** LISTED ENTRIES **

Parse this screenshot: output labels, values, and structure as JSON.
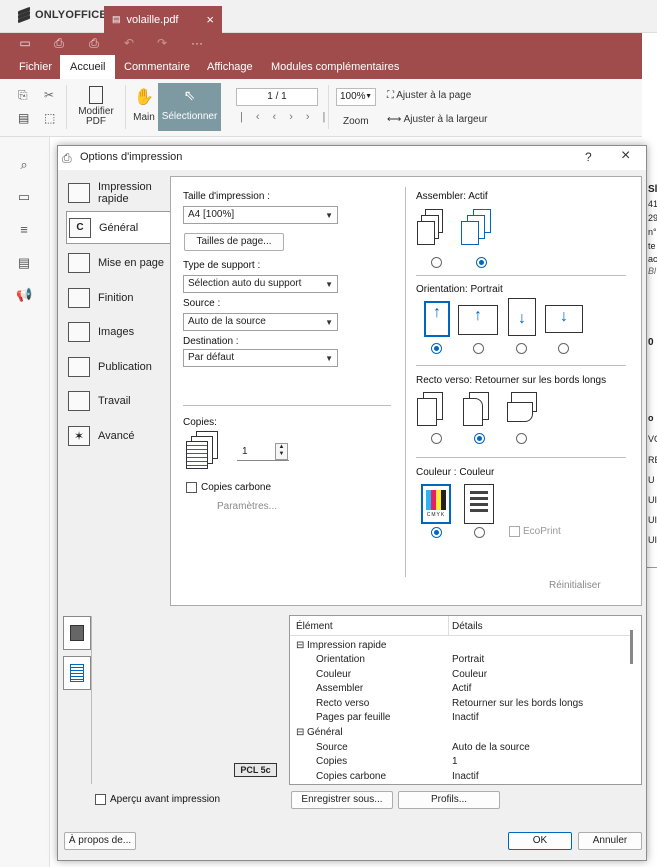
{
  "app": {
    "brand": "ONLYOFFICE",
    "tab_title": "volaille.pdf",
    "tab_close": "×",
    "menu": [
      "Fichier",
      "Accueil",
      "Commentaire",
      "Affichage",
      "Modules complémentaires"
    ],
    "active_menu": "Accueil"
  },
  "ribbon": {
    "edit_pdf": "Modifier PDF",
    "hand": "Main",
    "select": "Sélectionner",
    "page_value": "1 / 1",
    "zoom_value": "100%",
    "zoom_label": "Zoom",
    "fit_page": "Ajuster à la page",
    "fit_width": "Ajuster à la largeur"
  },
  "doc_side_text": [
    "Sl",
    "41",
    "29",
    "n°",
    "te",
    "ac",
    "Bl",
    "0",
    "o",
    "VG",
    "RE",
    "U",
    "UI",
    "UI",
    "UI"
  ],
  "dialog": {
    "title": "Options d'impression",
    "help": "?",
    "close": "×",
    "tabs": [
      "Impression rapide",
      "Général",
      "Mise en page",
      "Finition",
      "Images",
      "Publication",
      "Travail",
      "Avancé"
    ],
    "active_tab": "Général",
    "print_size_label": "Taille d'impression :",
    "print_size_value": "A4  [100%]",
    "page_sizes_button": "Tailles de page...",
    "media_type_label": "Type de support :",
    "media_type_value": "Sélection auto du support",
    "source_label": "Source :",
    "source_value": "Auto de la source",
    "destination_label": "Destination :",
    "destination_value": "Par défaut",
    "copies_label": "Copies:",
    "copies_value": "1",
    "carbon_copies": "Copies carbone",
    "parameters": "Paramètres...",
    "collate_label": "Assembler:",
    "collate_value": "Actif",
    "orientation_label": "Orientation:",
    "orientation_value": "Portrait",
    "duplex_label": "Recto verso:",
    "duplex_value": "Retourner sur les bords longs",
    "color_label": "Couleur :",
    "color_value": "Couleur",
    "cmyk": "CMYK",
    "ecoprint": "EcoPrint",
    "reset": "Réinitialiser",
    "pcl": "PCL 5c",
    "list_header": {
      "element": "Élément",
      "details": "Détails"
    },
    "list_rows": [
      {
        "element": "Impression rapide",
        "details": "",
        "group": true
      },
      {
        "element": "Orientation",
        "details": "Portrait"
      },
      {
        "element": "Couleur",
        "details": "Couleur"
      },
      {
        "element": "Assembler",
        "details": "Actif"
      },
      {
        "element": "Recto verso",
        "details": "Retourner sur les bords longs"
      },
      {
        "element": "Pages par feuille",
        "details": "Inactif"
      },
      {
        "element": "Général",
        "details": "",
        "group": true
      },
      {
        "element": "Source",
        "details": "Auto de la source"
      },
      {
        "element": "Copies",
        "details": "1"
      },
      {
        "element": "Copies carbone",
        "details": "Inactif"
      }
    ],
    "preview_checkbox": "Aperçu avant impression",
    "save_button": "Enregistrer sous...",
    "profiles_button": "Profils...",
    "about_button": "À propos de...",
    "ok_button": "OK",
    "cancel_button": "Annuler"
  },
  "colors": {
    "accent": "#a14c4c",
    "select": "#7d9aa3",
    "radio": "#0067c0"
  }
}
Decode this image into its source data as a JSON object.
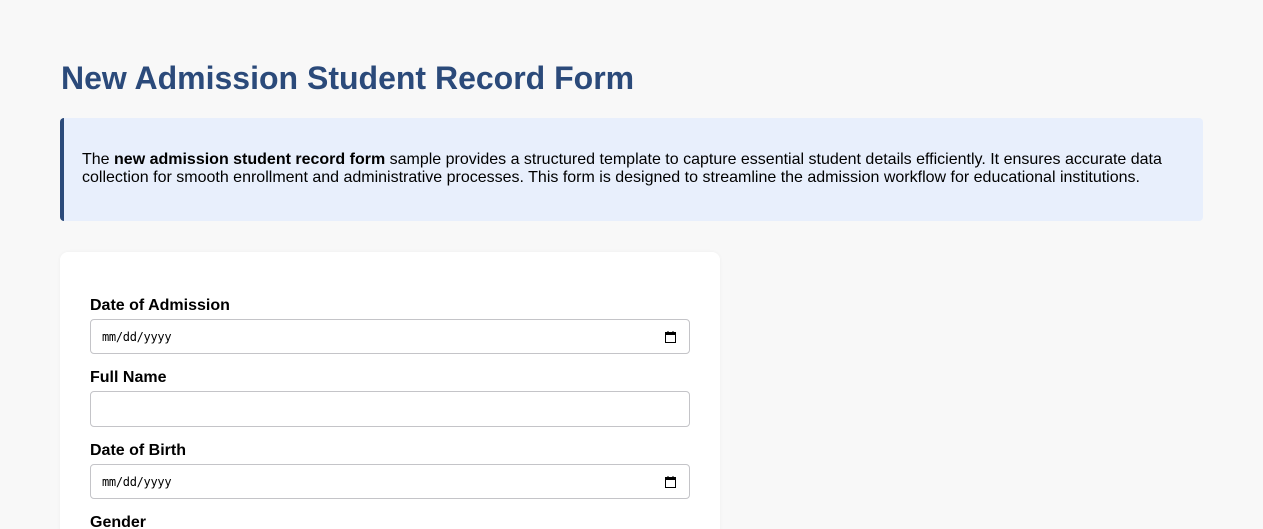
{
  "page": {
    "title": "New Admission Student Record Form"
  },
  "intro": {
    "prefix": "The ",
    "emphasis": "new admission student record form",
    "suffix": " sample provides a structured template to capture essential student details efficiently. It ensures accurate data collection for smooth enrollment and administrative processes. This form is designed to streamline the admission workflow for educational institutions."
  },
  "form": {
    "date_of_admission": {
      "label": "Date of Admission",
      "placeholder": "mm/dd/yyyy",
      "icon": "calendar-icon"
    },
    "full_name": {
      "label": "Full Name",
      "value": ""
    },
    "date_of_birth": {
      "label": "Date of Birth",
      "placeholder": "mm/dd/yyyy",
      "icon": "calendar-icon"
    },
    "gender": {
      "label": "Gender"
    }
  },
  "colors": {
    "title": "#2b4a7a",
    "intro_bg": "#e8effc",
    "intro_border": "#2b4a7a",
    "page_bg": "#f8f8f8",
    "card_bg": "#ffffff"
  }
}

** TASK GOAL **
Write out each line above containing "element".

** ANSWER TO THE PROBLEM **
      "element": "Élément",
        "element": "Impression rapide",
        "element": "Orientation",
        "element": "Couleur",
        "element": "Assembler",
        "element": "Recto verso",
        "element": "Pages par feuille",
        "element": "Général",
        "element": "Source",
        "element": "Copies",
        "element": "Copies carbone",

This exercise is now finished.